No-fault compensation fund not yet finalised: deputy health minister

Newly appointed deputy health minister Dr Sibongiseni Dhlomo says the department is in the process of finalising the establishment of the no-fault compensation fund. File photo.
Newly appointed deputy health minister Dr Sibongiseni Dhlomo says the department is in the process of finalising the establishment of the no-fault compensation fund. File photo.
Image: Sunday Times

The national health department announced with much fanfare in April the establishment of the no-fault compensation fund which aimed to protect citizens who were injured during the Covid-19 vaccination rollout.

However, four months after it was gazetted there is very little information on how South Africans can go about reporting injury, adverse events or deaths after being vaccinated as the fund is still being finalised.

Newly appointed deputy health minister Dr Sibongiseni Dhlomo on Tuesday told TimesLIVE that the process to establish the scheme was under way.

“It is still work in progress. We have not actually finalised the process. We are working on it and once it is fully finalised, it will be made public. For now, it is still at consultation level,” said Dhlomo.

When it was launched, Dhlomo was the chairperson of the portfolio committee on health in parliament.
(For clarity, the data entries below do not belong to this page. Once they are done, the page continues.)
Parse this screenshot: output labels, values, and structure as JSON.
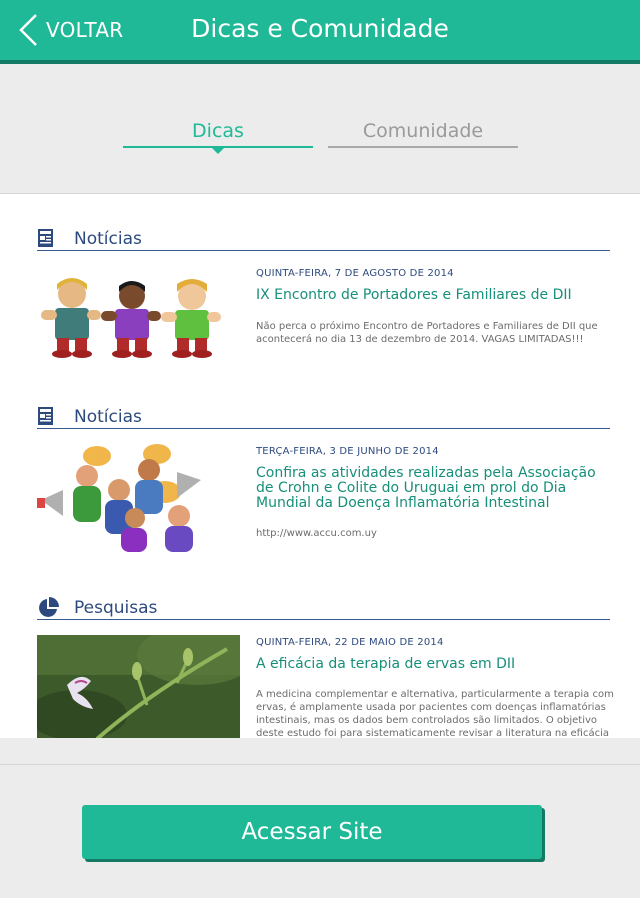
{
  "header": {
    "back_label": "VOLTAR",
    "title": "Dicas e Comunidade"
  },
  "tabs": [
    {
      "label": "Dicas",
      "active": true
    },
    {
      "label": "Comunidade",
      "active": false
    }
  ],
  "feed": [
    {
      "category": "Notícias",
      "icon": "newspaper-icon",
      "date": "QUINTA-FEIRA, 7 DE AGOSTO DE 2014",
      "title": "IX Encontro de Portadores e Familiares de DII",
      "excerpt": "Não perca o próximo Encontro de Portadores e Familiares de DII que acontecerá no dia 13 de dezembro de 2014. VAGAS LIMITADAS!!!"
    },
    {
      "category": "Notícias",
      "icon": "newspaper-icon",
      "date": "TERÇA-FEIRA, 3 DE JUNHO DE 2014",
      "title": "Confira as atividades realizadas pela Associação de Crohn e Colite do Uruguai em prol do Dia Mundial da Doença Inflamatória Intestinal",
      "excerpt": "http://www.accu.com.uy"
    },
    {
      "category": "Pesquisas",
      "icon": "pie-chart-icon",
      "date": "QUINTA-FEIRA, 22 DE MAIO DE 2014",
      "title": "A eficácia da terapia de ervas em DII",
      "excerpt": "A medicina complementar e alternativa, particularmente a terapia com ervas, é amplamente usada por pacientes com doenças inflamatórias intestinais, mas os dados bem controlados são limitados. O objetivo deste estudo foi para sistematicamente revisar a literatura na eficácia da"
    }
  ],
  "footer": {
    "button_label": "Acessar Site"
  },
  "colors": {
    "accent": "#1fb997",
    "accent_dark": "#157a63",
    "section_blue": "#2d4a7e",
    "link_green": "#178f7a"
  }
}
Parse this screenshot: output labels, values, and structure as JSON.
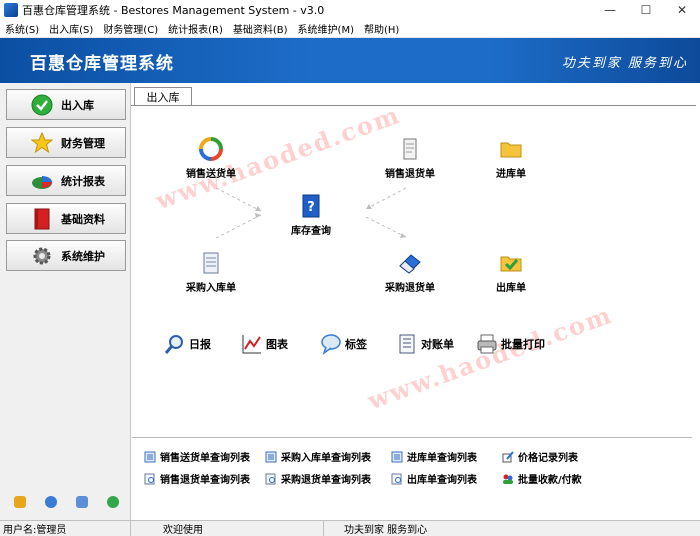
{
  "window": {
    "title": "百惠仓库管理系统 - Bestores Management System - v3.0",
    "minimize": "—",
    "maximize": "☐",
    "close": "✕"
  },
  "menu": [
    {
      "label": "系统(S)"
    },
    {
      "label": "出入库(S)"
    },
    {
      "label": "财务管理(C)"
    },
    {
      "label": "统计报表(R)"
    },
    {
      "label": "基础资料(B)"
    },
    {
      "label": "系统维护(M)"
    },
    {
      "label": "帮助(H)"
    }
  ],
  "banner": {
    "title": "百惠仓库管理系统",
    "slogan": "功夫到家 服务到心"
  },
  "sidebar": {
    "items": [
      {
        "label": "出入库",
        "icon": "check-circle-icon"
      },
      {
        "label": "财务管理",
        "icon": "star-icon"
      },
      {
        "label": "统计报表",
        "icon": "pie-chart-icon"
      },
      {
        "label": "基础资料",
        "icon": "book-icon"
      },
      {
        "label": "系统维护",
        "icon": "gear-icon"
      }
    ]
  },
  "main": {
    "tab": "出入库",
    "flow": {
      "sales_delivery": "销售送货单",
      "sales_return": "销售退货单",
      "stock_in": "进库单",
      "inventory_query": "库存查询",
      "purchase_in": "采购入库单",
      "purchase_return": "采购退货单",
      "stock_out": "出库单"
    },
    "tools": {
      "daily": "日报",
      "chart": "图表",
      "label": "标签",
      "statement": "对账单",
      "batch_print": "批量打印"
    },
    "watermark": "www.haoded.com",
    "links": {
      "row1": [
        "销售送货单查询列表",
        "采购入库单查询列表",
        "进库单查询列表",
        "价格记录列表"
      ],
      "row2": [
        "销售退货单查询列表",
        "采购退货单查询列表",
        "出库单查询列表",
        "批量收款/付款"
      ]
    }
  },
  "status": {
    "user": "用户名:管理员",
    "welcome": "欢迎使用",
    "slogan": "功夫到家 服务到心"
  }
}
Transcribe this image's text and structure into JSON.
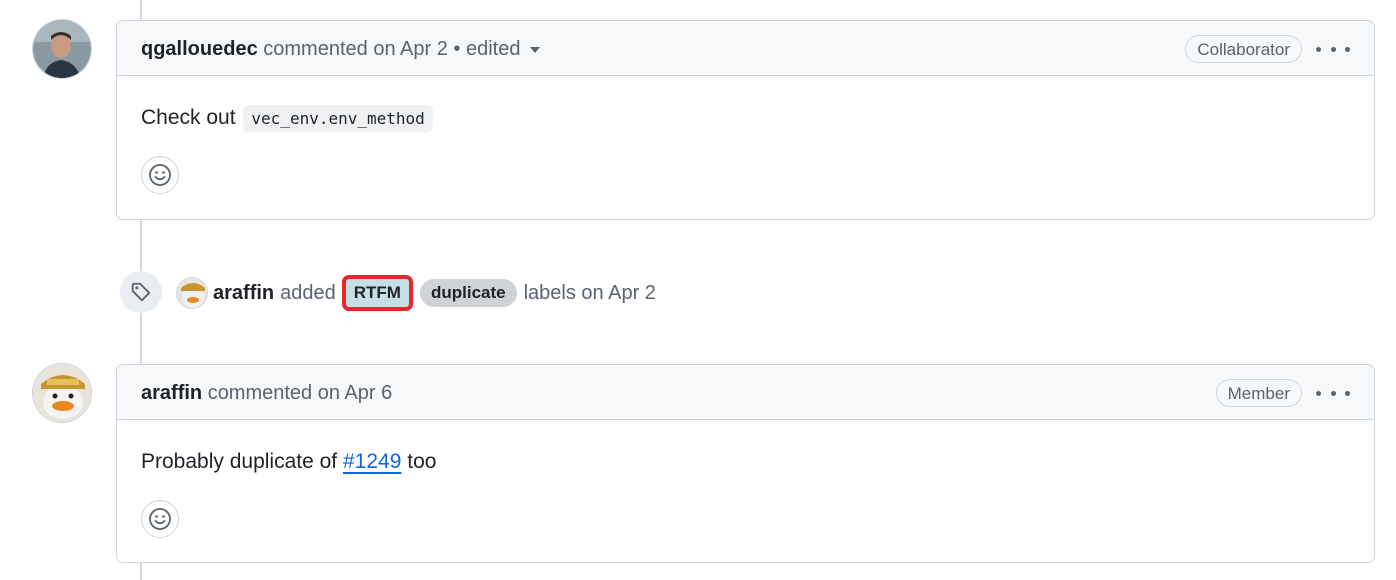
{
  "colors": {
    "accent_link": "#0969da",
    "label_rtfm_bg": "#c5dfe4",
    "label_duplicate_bg": "#cfd3d7",
    "highlight_box": "#e5292f"
  },
  "comments": [
    {
      "author": "qgallouedec",
      "action": "commented on Apr 2",
      "edited": "• edited",
      "role": "Collaborator",
      "body_prefix": "Check out",
      "body_code": "vec_env.env_method",
      "reaction_icon": "smiley-icon"
    },
    {
      "author": "araffin",
      "action": "commented on Apr 6",
      "role": "Member",
      "body_prefix": "Probably duplicate of",
      "body_link": "#1249",
      "body_suffix": "too",
      "reaction_icon": "smiley-icon"
    }
  ],
  "label_event": {
    "icon": "tag-icon",
    "author": "araffin",
    "verb": "added",
    "labels": [
      "RTFM",
      "duplicate"
    ],
    "suffix": "labels on Apr 2"
  }
}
At the time, MPs criticised former health minister Dr Zweli Mkhize for fast-tracking the establishment of the scheme, saying it was hastily established with the public given four days to make comments and suggestions.

The scheme was established to meet preconditions set out by vaccine manufacturers Johnson & Johnson and Pfizer. The public had until April 19 to make comments and suggestions on the issue. The regulations were then tabled to cabinet on April 21 and gazetted on April 22.

At the time, health director-general Dr Sandile Buthelezi told parliament that the government was working on giving effect to the regulations.

The fund, approved by the national coronavirus command council (NCCC), will be financed by government and could cost about R250m in the first year. Retired chief justice Sandile Ngcobo was tasked with heading the scheme.

Philip van Staden from the FF Plus, who has doubted the scheme, said the public was not given enough time to comment on the proposed fund.

“Taxpayers will be responsible for amassing the R250m needed for the compensation fund and therefore they have the right to provide input on how the fund will be spent,” he said.

Van Staden said the public had little confidence in the government and “to steamroller these regulations by allowing just four days for public submissions is not only undemocratic, but also raises the question of why there is so much haste to establish the fund”.

Another concern was about the fund being controlled by a department “riddled with corruption and maladministration. There is, thus, no hope that this fund will not be looted as well.”

He said further information about how many people would serve on the fund's panel tasked with considering claims and appeals, and who those people were, must be announced. The FF Plus planned to keep a close eye on the establishment and administration of the proposed fund, he added.

DA MP Siviwe Gwarube said a key function of setting up the fund was to ensure people who were unable to direct their concerns and claims to vaccine manufacturers for adverse effects and harm suffered, could direct them to the fund.

“It is a great concern that this has not been set up as is the lack of transparency in the management of the fund. This is the work that should be championed by the interministerial committee on Covid-19 led by the deputy president, which has largely been ineffective,” said Gwarube.

“This is one of the issues that we will require the new health minister Dr Joe Phaahla to brief the committee on. South Africans need greater transparency about the fund.”

The National Freedom Party’s Ahmed Munzoor Shaik Emam was also concerned about the lack of transparency.

“No transparency whatsoever and there is limited information on those with side effects and deaths after my repeated request,” he said.

Meanwhile, at the weekend deputy director-general Dr Nicholas Crisp told the Sunday Times that the government was launching a website to bust myths and answer questions.

“[On this] website everybody will be able to see what is an adverse event, what has already been reported, how to report and what the investigations found so far. All of that is due to go live next week,” he said.

Crisp said the website would be available on the SA Health Products Regulatory Authority website because Sahpra had the statutory responsibility for reporting on pharmacovigilance.